#### AIM OF THE EXERCISE:
Each record below is to be retyped exactly, with its pictures omitted.

#### Element data from apps and pages:
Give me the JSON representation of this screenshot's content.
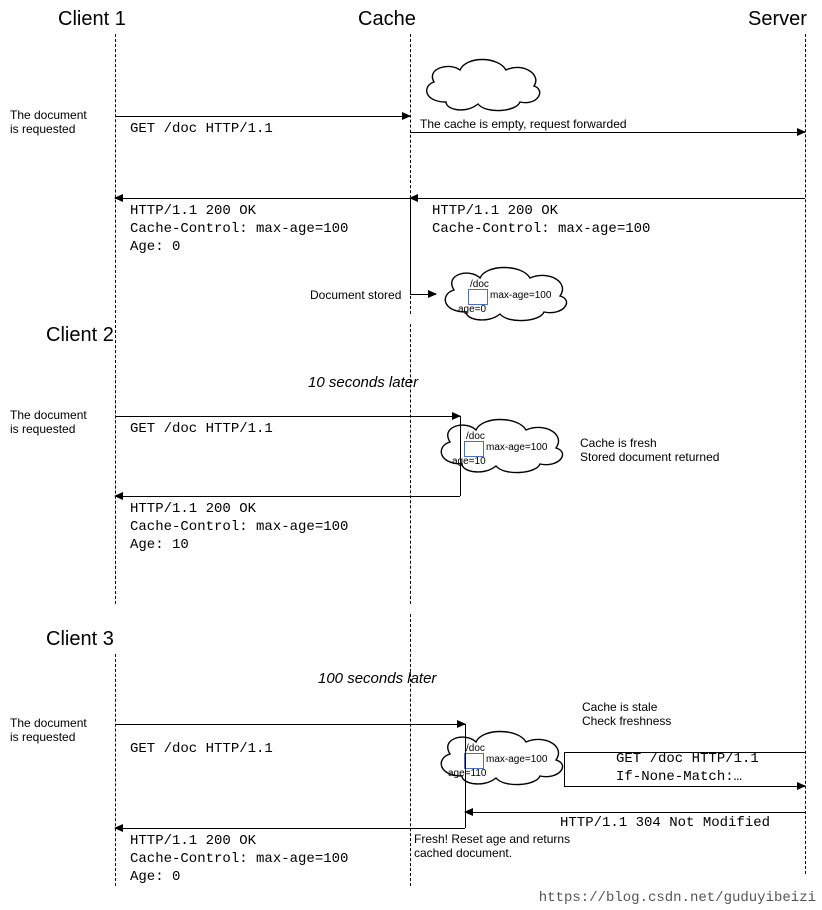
{
  "actors": {
    "client1": "Client 1",
    "client2": "Client 2",
    "client3": "Client 3",
    "cache": "Cache",
    "server": "Server"
  },
  "notes": {
    "docRequested": "The document\nis requested",
    "cacheEmpty": "The cache is empty, request forwarded",
    "docStored": "Document stored",
    "tenSeconds": "10 seconds later",
    "cacheFresh": "Cache is fresh\nStored document returned",
    "hundredSeconds": "100 seconds later",
    "cacheStale": "Cache is stale\nCheck freshness",
    "freshReset": "Fresh! Reset age and returns\ncached document."
  },
  "messages": {
    "getDoc": "GET /doc HTTP/1.1",
    "resp200Age0": "HTTP/1.1 200 OK\nCache-Control: max-age=100\nAge: 0",
    "resp200NoAge": "HTTP/1.1 200 OK\nCache-Control: max-age=100",
    "resp200Age10": "HTTP/1.1 200 OK\nCache-Control: max-age=100\nAge: 10",
    "getDocIfNone": "GET /doc HTTP/1.1\nIf-None-Match:…",
    "resp304": "HTTP/1.1 304 Not Modified"
  },
  "cacheBox": {
    "path": "/doc",
    "maxage": "max-age=100",
    "age0": "age=0",
    "age10": "age=10",
    "age110": "age=110"
  },
  "watermark": "https://blog.csdn.net/guduyibeizi"
}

#### TASK SOLUTION:
Give me the JSON representation of this screenshot's content.
{
  "actors": {
    "client1": "Client 1",
    "client2": "Client 2",
    "client3": "Client 3",
    "cache": "Cache",
    "server": "Server"
  },
  "notes": {
    "docRequested": "The document\nis requested",
    "cacheEmpty": "The cache is empty, request forwarded",
    "docStored": "Document stored",
    "tenSeconds": "10 seconds later",
    "cacheFresh": "Cache is fresh\nStored document returned",
    "hundredSeconds": "100 seconds later",
    "cacheStale": "Cache is stale\nCheck freshness",
    "freshReset": "Fresh! Reset age and returns\ncached document."
  },
  "messages": {
    "getDoc": "GET /doc HTTP/1.1",
    "resp200Age0": "HTTP/1.1 200 OK\nCache-Control: max-age=100\nAge: 0",
    "resp200NoAge": "HTTP/1.1 200 OK\nCache-Control: max-age=100",
    "resp200Age10": "HTTP/1.1 200 OK\nCache-Control: max-age=100\nAge: 10",
    "getDocIfNone": "GET /doc HTTP/1.1\nIf-None-Match:…",
    "resp304": "HTTP/1.1 304 Not Modified"
  },
  "cacheBox": {
    "path": "/doc",
    "maxage": "max-age=100",
    "age0": "age=0",
    "age10": "age=10",
    "age110": "age=110"
  },
  "watermark": "https://blog.csdn.net/guduyibeizi"
}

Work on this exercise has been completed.